- Arrive Early: The festival can attract a large number of visitors, so arriving early will give you the opportunity to explore the surroundings, secure a good vantage point for processions, and avoid overcrowding.
- Respect Cultural Practices: Familiarize yourself with basic Shinto customs and etiquette. Follow the lead of locals and observe any rituals or practices taking place at the shrine. Be mindful of taking photos or videos in designated areas and refrain from touching any sacred objects unless permitted.
- Engage in Festive Activities: Participate in the festival activities whenever possible. Join the procession by carrying a mikoshi (if allowed), try your hand at traditional games, and enjoy the performances and dances. Engaging with the local community will enhance your cultural experience and create lasting memories.
- Sample Local Cuisine: Take the opportunity to savor the local food stalls and vendors offering a wide array of delicious snacks and traditional dishes. It’s a great chance to indulge in the flavors of Japan and try regional specialties.
- Stay Hydrated: The festival can be physically demanding, especially if you plan to walk in the processions or spend long hours outdoors. Carry a water bottle and stay hydrated throughout the day.
- Be Mindful of Your Belongings: The festival can be crowded, so it’s essential to keep an eye on your belongings at all times. Avoid carrying large bags or valuables, and use a secure method to store your essentials.
- Respect the Environment: Dispose of trash in designated bins and be mindful of keeping the festival grounds clean. Respect the surroundings and adhere to any rules or guidelines provided by the organizers.
- Embrace the Spirit of Celebration: Finally, let yourself immerse in the festive atmosphere and embrace the joyous spirit of the Hachiman Shrine Festival.

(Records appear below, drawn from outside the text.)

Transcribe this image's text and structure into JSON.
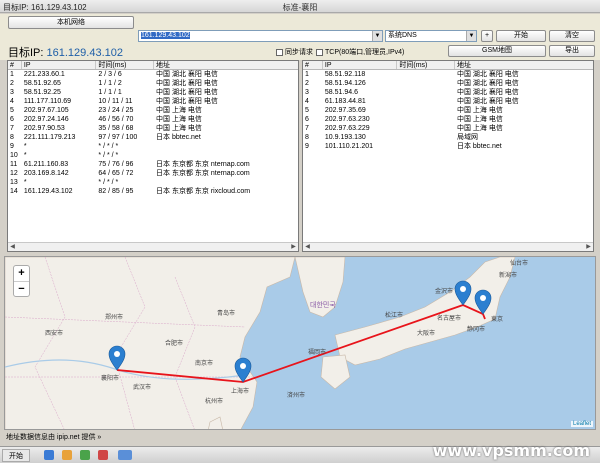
{
  "window": {
    "title_left": "目标IP: 161.129.43.102",
    "title_center": "标准-襄阳"
  },
  "toolbar": {
    "local_net_label": "本机网络",
    "address_value": "161.129.43.102",
    "dns_select": "系统DNS",
    "plus_label": "+",
    "start_label": "开始",
    "clear_label": "清空",
    "target_ip_label": "目标IP:",
    "target_ip_value": "161.129.43.102",
    "cb_sync": "同步请求",
    "cb_tcp": "TCP(80端口,管理员,IPv4)",
    "gsm_label": "GSM地图",
    "export_label": "导出"
  },
  "left_table": {
    "headers": [
      "#",
      "IP",
      "时间(ms)",
      "地址"
    ],
    "rows": [
      [
        "1",
        "221.233.60.1",
        "2 / 3 / 6",
        "中国 湖北 襄阳 电信"
      ],
      [
        "2",
        "58.51.92.65",
        "1 / 1 / 2",
        "中国 湖北 襄阳 电信"
      ],
      [
        "3",
        "58.51.92.25",
        "1 / 1 / 1",
        "中国 湖北 襄阳 电信"
      ],
      [
        "4",
        "111.177.110.69",
        "10 / 11 / 11",
        "中国 湖北 襄阳 电信"
      ],
      [
        "5",
        "202.97.67.105",
        "23 / 24 / 25",
        "中国 上海 电信"
      ],
      [
        "6",
        "202.97.24.146",
        "46 / 56 / 70",
        "中国 上海 电信"
      ],
      [
        "7",
        "202.97.90.53",
        "35 / 58 / 68",
        "中国 上海 电信"
      ],
      [
        "8",
        "221.111.179.213",
        "97 / 97 / 100",
        "日本 bbtec.net"
      ],
      [
        "9",
        "*",
        "* / * / *",
        ""
      ],
      [
        "10",
        "*",
        "* / * / *",
        ""
      ],
      [
        "11",
        "61.211.160.83",
        "75 / 76 / 96",
        "日本 东京都 东京 nternap.com"
      ],
      [
        "12",
        "203.169.8.142",
        "64 / 65 / 72",
        "日本 东京都 东京 nternap.com"
      ],
      [
        "13",
        "*",
        "* / * / *",
        ""
      ],
      [
        "14",
        "161.129.43.102",
        "82 / 85 / 95",
        "日本 东京都 东京 rixcloud.com"
      ]
    ]
  },
  "right_table": {
    "headers": [
      "#",
      "IP",
      "时间(ms)",
      "地址"
    ],
    "rows": [
      [
        "1",
        "58.51.92.118",
        "",
        "中国 湖北 襄阳 电信"
      ],
      [
        "2",
        "58.51.94.126",
        "",
        "中国 湖北 襄阳 电信"
      ],
      [
        "3",
        "58.51.94.6",
        "",
        "中国 湖北 襄阳 电信"
      ],
      [
        "4",
        "61.183.44.81",
        "",
        "中国 湖北 襄阳 电信"
      ],
      [
        "5",
        "202.97.35.69",
        "",
        "中国 上海 电信"
      ],
      [
        "6",
        "202.97.63.230",
        "",
        "中国 上海 电信"
      ],
      [
        "7",
        "202.97.63.229",
        "",
        "中国 上海 电信"
      ],
      [
        "8",
        "10.9.193.130",
        "",
        "局域网"
      ],
      [
        "9",
        "101.110.21.201",
        "",
        "日本 bbtec.net"
      ]
    ]
  },
  "map": {
    "zoom_in": "+",
    "zoom_out": "−",
    "attribution": "Leaflet",
    "labels": {
      "shanghai": "上海市",
      "tokyo": "東京",
      "nagoya": "名古屋市",
      "osaka": "大阪市",
      "fukuoka": "福岡市",
      "xiangyang": "襄阳市",
      "wuhan": "武汉市",
      "nanjing": "南京市",
      "hangzhou": "杭州市",
      "qingdao": "青岛市",
      "shizuoka": "静冈市",
      "korea": "대한민국",
      "kanazawa": "金沢市",
      "matsue": "松江市",
      "jeju": "済州市",
      "sendai": "仙台市",
      "niigata": "新潟市",
      "hefei": "合肥市",
      "zhengzhou": "郑州市",
      "xian": "西安市"
    },
    "route_color": "#e8141b",
    "marker_color": "#2b7fd0"
  },
  "status": {
    "text": "地址数据信息由 ipip.net 提供 »"
  },
  "taskbar": {
    "start_label": "开始"
  },
  "watermark": "www.vpsmm.com"
}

Engage with the locals, interact with fellow visitors, and take in the vibrant energy surrounding you.
By following these tips, you’ll be well-prepared to make the most of your visit to the Hachiman Shrine Festival and create a memorable experience filled with cultural immersion and celebration.